Brave government employees are standing up to Trump’s unbelievable claims about Hurricane Dorian and insisting on truth.
Trump repeatedly said that Alabama was at risk, when the state wasn’t, and then he insisted he was right when he was wrong. Federal agencies felt pressure to support his lies. And that’s what makes this episode so troubling and so long-lasting. When folks talk about a war on truth, this is exactly what they’re talking about.
But here’s the good news: Staffers at the agencies are not staying silent.
Four new developments
Also on Monday, NWS director Louis Uccellini spoke at a conference and praised the Birmingham office and said “they did what any office would do.” When he asked the local staffers to stand up and be recognized, there was a long standing ovation, per attendees.
What’s the takeaway here?
CNN national security analyst Samantha Vinograd emails: “The job of a cabinet secretary — in a democracy at least — isn’t to be the President’s personal censor, especially when lives are at risk. Wilbur Ross’s actions could have real human and financial costs. His job as commerce secretary is to advance business interests. But by threatening anyone at NOAA who disagreed with the president’s personal narrative is the exact opposite of that — part of NOAA’s mission is to provide businesses and communities with reliable information about the environment and weather so that they can protect themselves. Silencing facts is both undemocratic and it puts business interests and lives at risk.”

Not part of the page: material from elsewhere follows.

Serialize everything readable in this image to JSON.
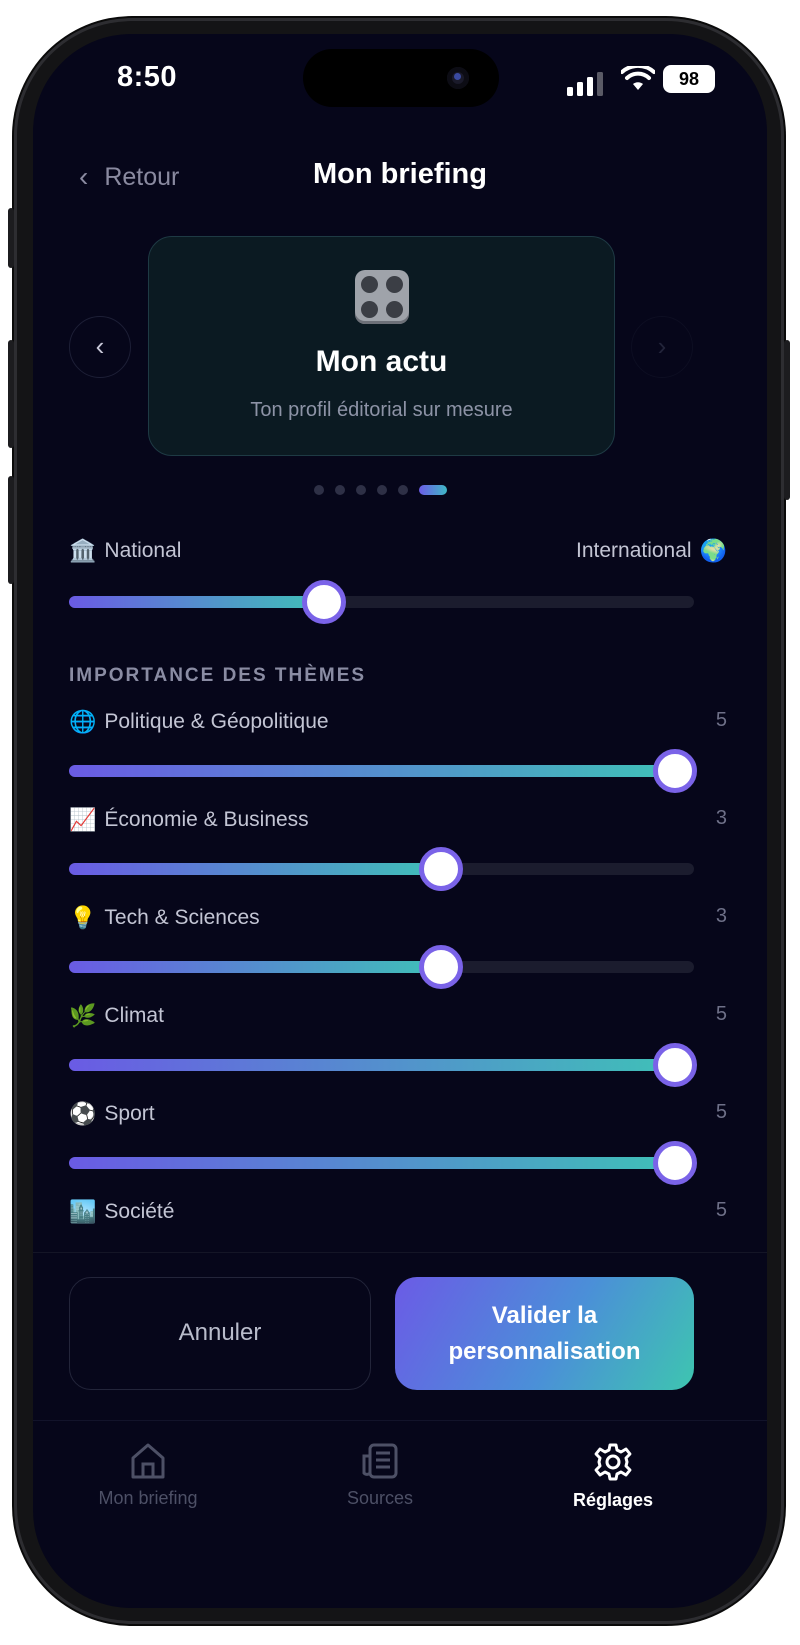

Vinograd adds: “In the near term, restrictions placed on NOAA means that real news — which could save lives when we’re talking about the weather — isn’t allowed to get out. Fake news — which could spread panic — is instead percolating at the president’s behest. This is state sponsored censorship with real human and financial costs.”
Trump “crossed a line”
“To say this out loud sounds ludicrous,” Anderson Cooper admitted on Monday’s “AC360,” but it’s true: “We have federal employees getting reprimanded for accurately disclosing scientific truths.”
“We do,” former W.H. ethics lawyer Richard Painter said. “And this is yet one more instance of the Trump admin distorting facts in order to cover for the president politically, presenting ‘alternative facts’ in Kellyanne Conway’s language, and now it’s affecting the weather.”
Former NOAA general counsel Monica Medina added: “This matters because the president’s changing of that weather map really crossed a line in terms of the sanctity of the weather forecast. It’s important that NWS speak with one voice, in unison, because they communicate to all the weather forecasters out there in the country.”